  • "Wish I can understand RegEx - it's too hard for me"

    " I wanted to go with RegEx solution"

    Hmmm, rejecting the simple for the complex.  Interesting choice.


    Paul Linton

    Tuesday, July 9, 2013 12:19 AM
  • I don't see where is your simple solution. Can you spell it out then assuming you have the string in the format I specified? I'm missing how should I do this parsing.

    The string is

    <GroupMembers><Pri_Key1>62</Pri_Key1><First1>SAM</First1><Last1>SPADE</Last1><GstNo1></GstNo1><Pri_Key2>63</Pri_Key2><First2>TONY</First2><Last2>TUNE</Last2><GstNo2></GstNo2><Pri_Key3>64</Pri_Key3><First3>FRANK</First3><Last3>FAST</Last3><GstNo3></GstNo3><Pri_Key4>65</Pri_Key4><First4>BILLIE</First4><Last4>BLADES</Last4><GstNo4></GstNo4></GroupMembers>

    It may also include <del_pri_key tags.


    For every expert, there is an equal and opposite expert. - Becker's Law


    My blog


    My TechNet articles

    Tuesday, July 9, 2013 1:17 AM
    Moderator
  • I misunderstood.  I thought you had already parsed the input string because you said you had created a Dictionary.  Anyway
    // Add other field names as required
    enum Field { Pri_Key, First, Last, GstNo};
    
      var elem = XElement.Parse(inStr);
      var result = new Dictionary<int, IDictionary<Field, string>>();
      foreach (var element in elem.Elements())
      {
        string elementName = element.Name.ToString();
        string fieldName = String.Concat(elementName.TakeWhile(ch=>!char.IsDigit(ch)));
        string idString = string.Concat(element.Name.ToString().SkipWhile(ch=>!char.IsDigit(ch)));
        Field theField =(Field)Enum.Parse(typeof(Field), fieldName);
        int theValue = int.Parse(idString);
        if (!result.ContainsKey(theValue)) 
          result[theValue] = new Dictionary<Field,string>();
        result[theValue][theField] = element.Value;
    }


    Paul Linton


    • Edited by PaulLinton Tuesday, July 9, 2013 2:08 AM LinqPad dump not required
    • Marked as answer by Bob ShenModerator Tuesday, July 16, 2013 8:23 AM
    Tuesday, July 9, 2013 2:07 AM
  • Of course, the real problem is the violation of first normal form.  If possible, it would be a good idea to point out to the creator of the XML that having non-atomic data is a bad design practice.  Something like
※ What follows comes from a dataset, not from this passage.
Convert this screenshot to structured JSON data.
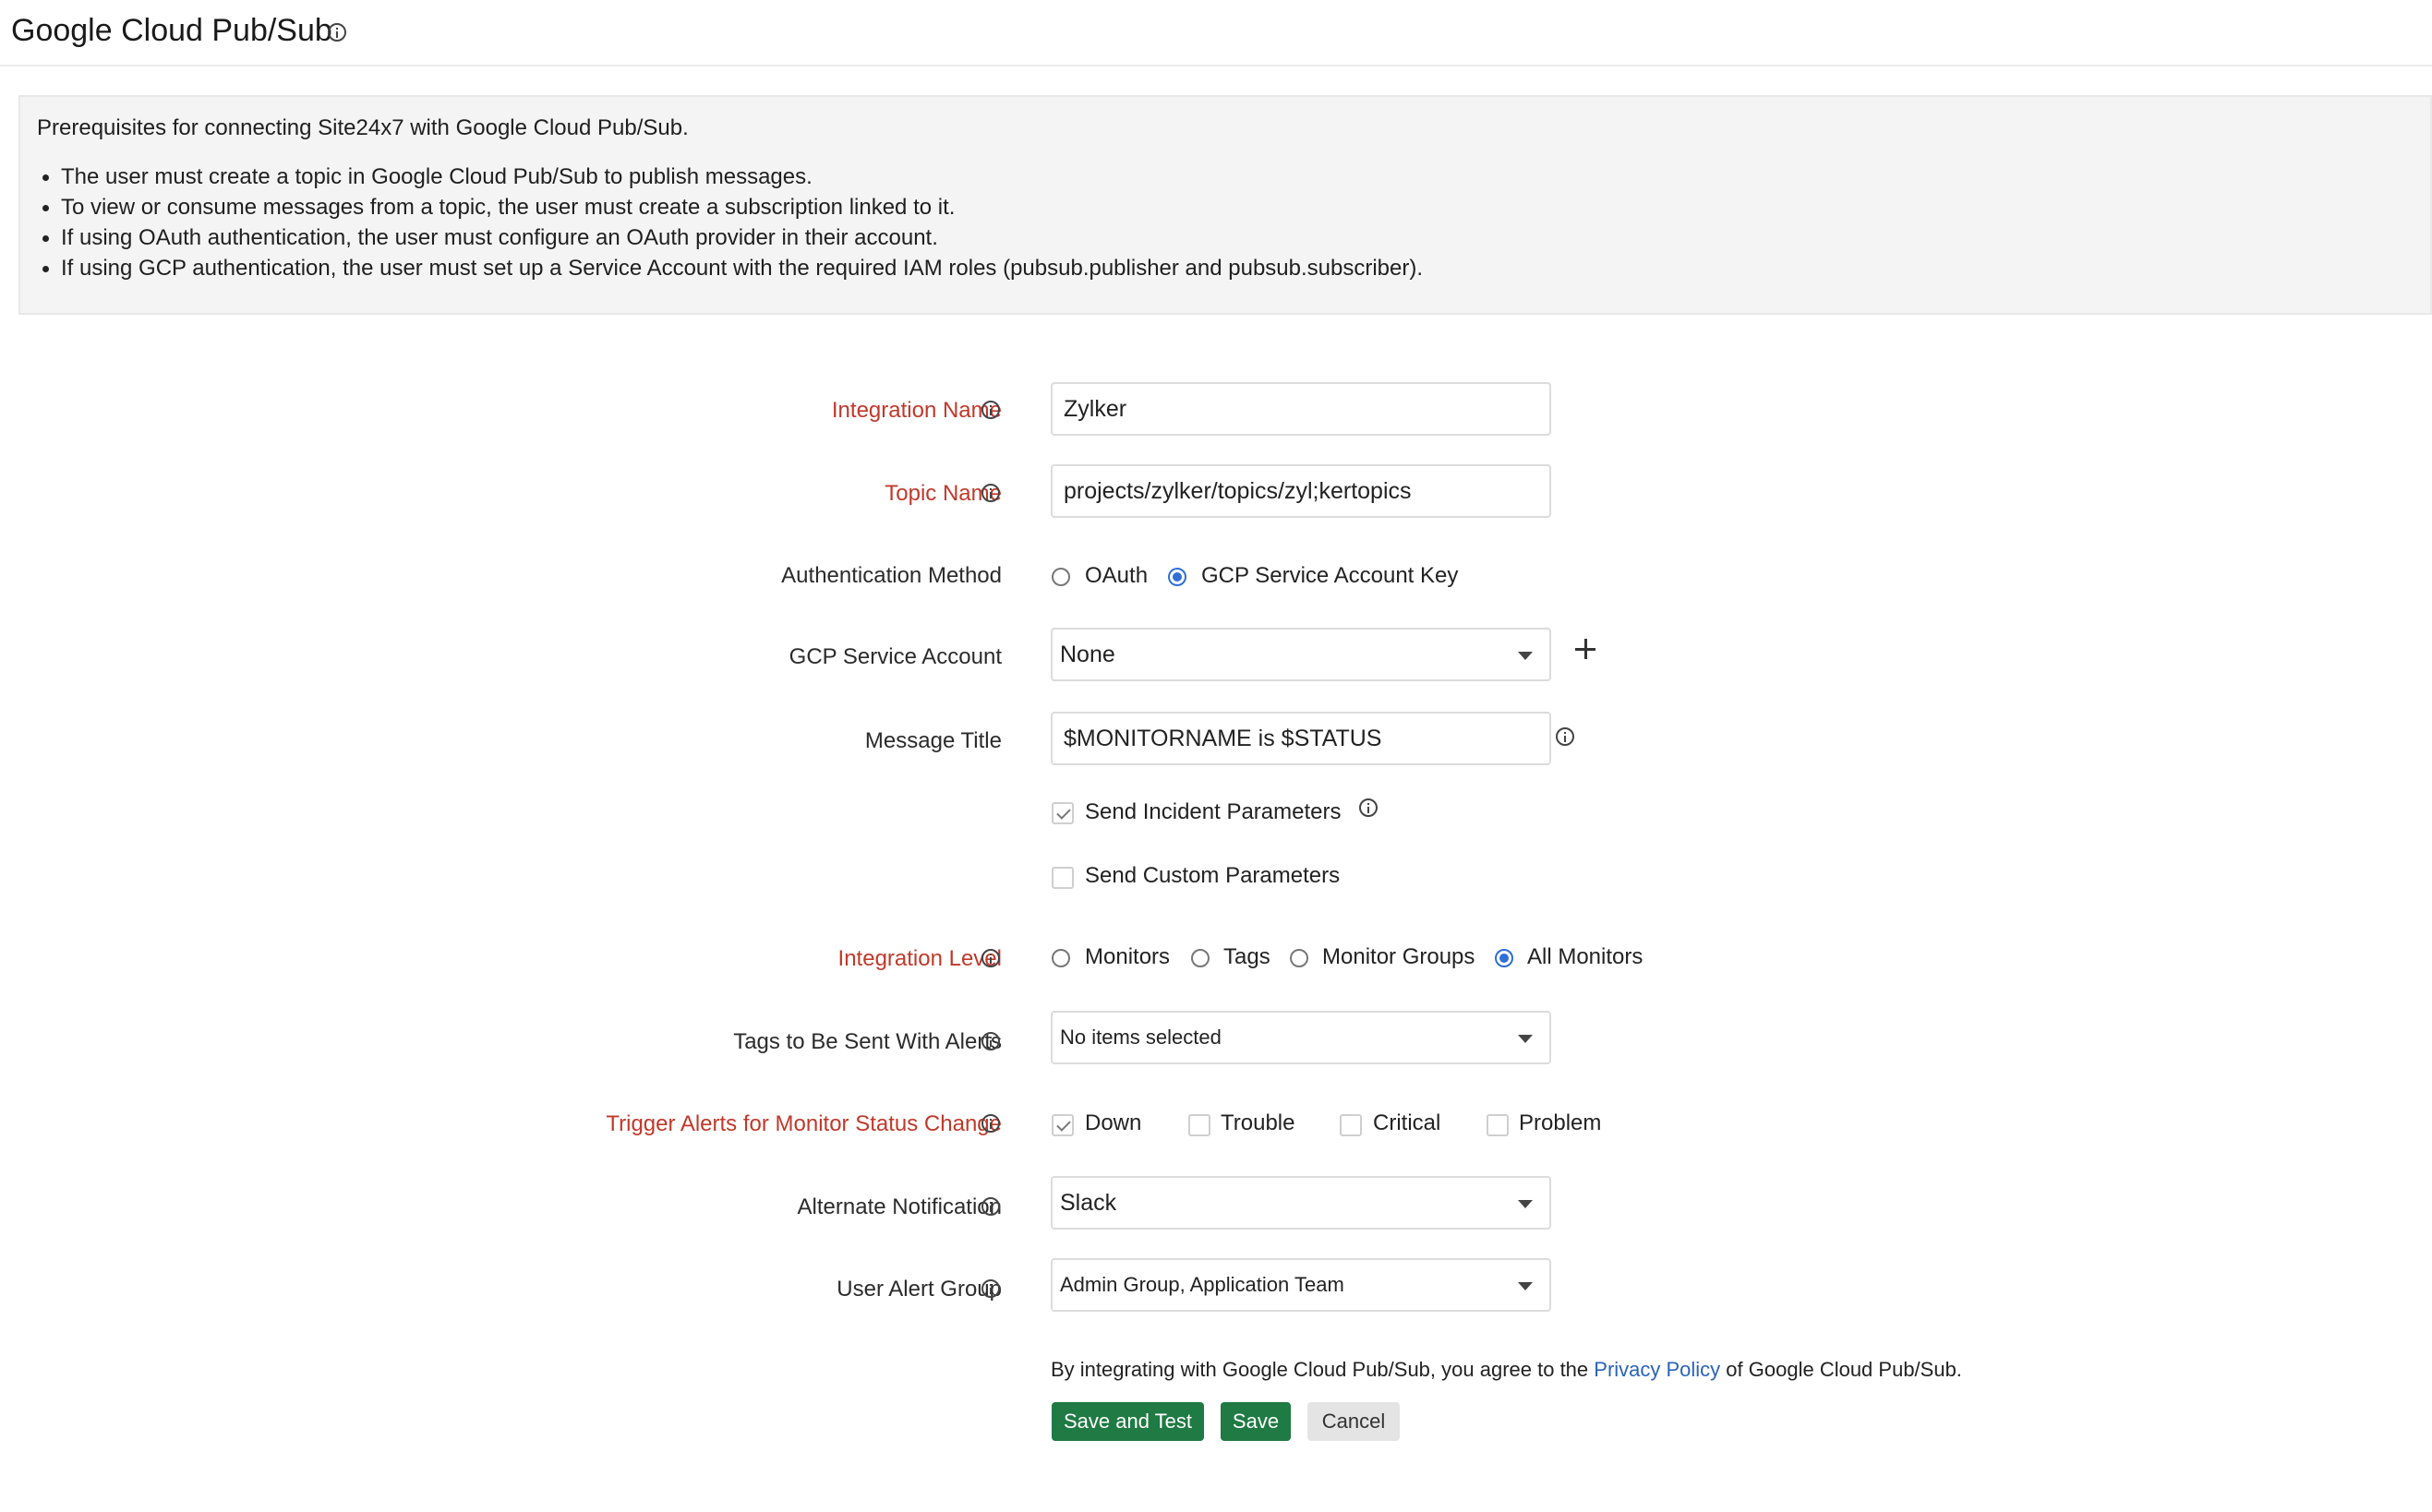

    <GroupMembers>
      <GroupMember Id="1">
        <Pri_Key>62</Pri_Key>
        <First>SAM</First>
        ...
      </GroupMember>
      <GroupMember Id="2">
        <Pri_Key>63</Pri_Key>
        ...
      </GroupMember>
    </GroupMember>
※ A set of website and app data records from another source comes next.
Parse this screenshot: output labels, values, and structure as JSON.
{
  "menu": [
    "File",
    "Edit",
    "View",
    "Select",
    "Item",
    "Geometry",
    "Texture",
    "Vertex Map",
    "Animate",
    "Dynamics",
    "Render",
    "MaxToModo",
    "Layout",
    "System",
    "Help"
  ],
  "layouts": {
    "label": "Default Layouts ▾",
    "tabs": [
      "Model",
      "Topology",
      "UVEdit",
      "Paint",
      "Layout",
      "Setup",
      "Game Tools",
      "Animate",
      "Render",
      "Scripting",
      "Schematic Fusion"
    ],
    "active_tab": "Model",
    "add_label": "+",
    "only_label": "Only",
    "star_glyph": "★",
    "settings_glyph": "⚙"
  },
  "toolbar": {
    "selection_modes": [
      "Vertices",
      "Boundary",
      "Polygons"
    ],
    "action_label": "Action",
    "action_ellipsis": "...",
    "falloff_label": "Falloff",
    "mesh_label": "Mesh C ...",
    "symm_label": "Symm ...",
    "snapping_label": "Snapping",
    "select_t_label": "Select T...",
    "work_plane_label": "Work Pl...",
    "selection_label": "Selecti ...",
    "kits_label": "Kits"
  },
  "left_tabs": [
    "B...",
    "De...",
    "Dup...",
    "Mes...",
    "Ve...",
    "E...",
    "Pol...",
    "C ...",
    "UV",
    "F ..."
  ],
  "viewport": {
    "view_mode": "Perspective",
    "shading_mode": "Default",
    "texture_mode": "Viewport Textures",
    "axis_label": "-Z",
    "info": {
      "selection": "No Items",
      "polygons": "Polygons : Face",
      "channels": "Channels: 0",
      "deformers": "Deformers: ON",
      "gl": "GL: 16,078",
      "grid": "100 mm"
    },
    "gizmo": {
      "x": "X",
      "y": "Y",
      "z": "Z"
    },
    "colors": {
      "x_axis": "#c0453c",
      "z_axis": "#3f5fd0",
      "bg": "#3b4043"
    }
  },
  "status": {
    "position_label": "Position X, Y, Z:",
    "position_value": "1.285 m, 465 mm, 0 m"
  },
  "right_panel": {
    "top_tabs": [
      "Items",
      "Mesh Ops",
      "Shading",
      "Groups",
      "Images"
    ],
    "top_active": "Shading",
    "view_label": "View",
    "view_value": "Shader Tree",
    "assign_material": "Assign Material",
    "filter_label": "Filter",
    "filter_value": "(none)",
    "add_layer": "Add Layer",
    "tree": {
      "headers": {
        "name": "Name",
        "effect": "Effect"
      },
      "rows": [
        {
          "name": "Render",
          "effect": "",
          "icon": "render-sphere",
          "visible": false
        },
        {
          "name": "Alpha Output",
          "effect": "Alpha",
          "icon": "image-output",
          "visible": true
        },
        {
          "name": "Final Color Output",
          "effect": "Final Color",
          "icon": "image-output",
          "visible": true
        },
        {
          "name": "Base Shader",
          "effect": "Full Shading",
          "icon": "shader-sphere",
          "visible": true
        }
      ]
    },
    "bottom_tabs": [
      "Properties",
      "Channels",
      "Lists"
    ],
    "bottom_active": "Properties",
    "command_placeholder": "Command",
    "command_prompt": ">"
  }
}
    Would be a much better representation.

    Paul Linton

    Wednesday, July 10, 2013 10:14 PM
  • Good point, but this is how it comes from C++ application. We can not change it.

    I didn't use your code, but I used your idea of DataDictionary of Int32, DataDictionary.

    So, I created a new method (using RegEx) to populate that DataDictionary correctly. Let me know if you want to see and criticize my current implementation. I'm still testing the main method and I am not up to that particular block yet, I am having problems before this even going to be executed.


    For every expert, there is an equal and opposite expert. - Becker's Law


    My blog


    My TechNet articles

    Wednesday, July 10, 2013 10:20 PM
    Moderator
  • Thank you for the kind offer but, as I think I mentioned, I don't like to have swearing in my code - so no Regex for me.

    Paul Linton

    Wednesday, July 10, 2013 10:22 PM